This study was designed to assess demotivation factors and compare the factor between two secondary school student groups. It furthermore examined how the factors related to students' L2 proficiency. A 31-item questionnaire was completed by 407 junior (JH) and senior high school (SH) students. Five factors were extracted through the principal axis factoring: Teachers' competence and teaching styles, Dissatisfaction with English classes and grading system, Difficulty of learning English, Lack of motivation and interest in learning English, and Inadequate learning contents. Although both JH and SH students did not perceive their English teacher as a strong attribution of demotivation, Difficulty of learning English and Dissatisfaction with English classes and grading system were the two strongest demotivating factors. When compared the overall mean scores of each factor between JH and SH groups, significant differences were found in all factors except Factor 4, with SH students reporting stronger demotivation. JH students attributed their demotivation to Difficulty of learning English, while SH students attributed that to Dissatisfaction with English classes and grading system.

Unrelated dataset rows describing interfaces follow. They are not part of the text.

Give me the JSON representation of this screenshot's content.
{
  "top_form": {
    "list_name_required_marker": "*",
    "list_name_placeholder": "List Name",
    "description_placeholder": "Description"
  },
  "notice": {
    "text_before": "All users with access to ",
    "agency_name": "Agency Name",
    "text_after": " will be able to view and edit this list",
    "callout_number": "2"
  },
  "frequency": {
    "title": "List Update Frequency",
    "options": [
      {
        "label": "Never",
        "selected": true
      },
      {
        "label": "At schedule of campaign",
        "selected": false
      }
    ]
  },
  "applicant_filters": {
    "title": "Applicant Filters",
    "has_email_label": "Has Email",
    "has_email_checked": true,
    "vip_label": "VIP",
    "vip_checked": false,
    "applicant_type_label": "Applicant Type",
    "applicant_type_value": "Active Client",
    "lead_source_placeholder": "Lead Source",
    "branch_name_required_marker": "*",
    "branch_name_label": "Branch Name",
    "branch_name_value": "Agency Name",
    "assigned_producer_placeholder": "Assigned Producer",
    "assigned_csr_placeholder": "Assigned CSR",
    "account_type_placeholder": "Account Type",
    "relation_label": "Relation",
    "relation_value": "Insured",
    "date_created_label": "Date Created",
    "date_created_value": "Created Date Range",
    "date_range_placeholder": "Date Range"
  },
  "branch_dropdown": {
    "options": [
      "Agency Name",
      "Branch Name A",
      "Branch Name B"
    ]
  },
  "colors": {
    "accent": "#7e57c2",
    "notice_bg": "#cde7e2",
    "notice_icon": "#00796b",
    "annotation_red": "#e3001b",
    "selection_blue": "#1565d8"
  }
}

Both groups tended to attribute their demotivation to external forces. The study also showed that several demotivation factors related negatively to L2 proficiency.
In recent years, as many native English speakers are working in Asia to as English teachers, team teaching with local teachers has been commonly implemented within the Korean EFL classroom. Using qualitative case studies, this paper aims to explore native English-speaking teachers' (NESTs) perceptions of team teaching and their challenges at different secondary Korean schools. The study documents the challenges faced by three foreign teachers embedded in intercultural teaching teams. The data shows that common challenges include vague role distribution among teachers, problems presented by mixed levels of students, large classes, and students' low valuation during foreign teacher's classes, which go ungraded. The study calls for serious governmental efforts to change these fundamental problems and closely examine local factors that strongly affect team teaching practices before initiating a system of importing foreign teachers without proper preparation.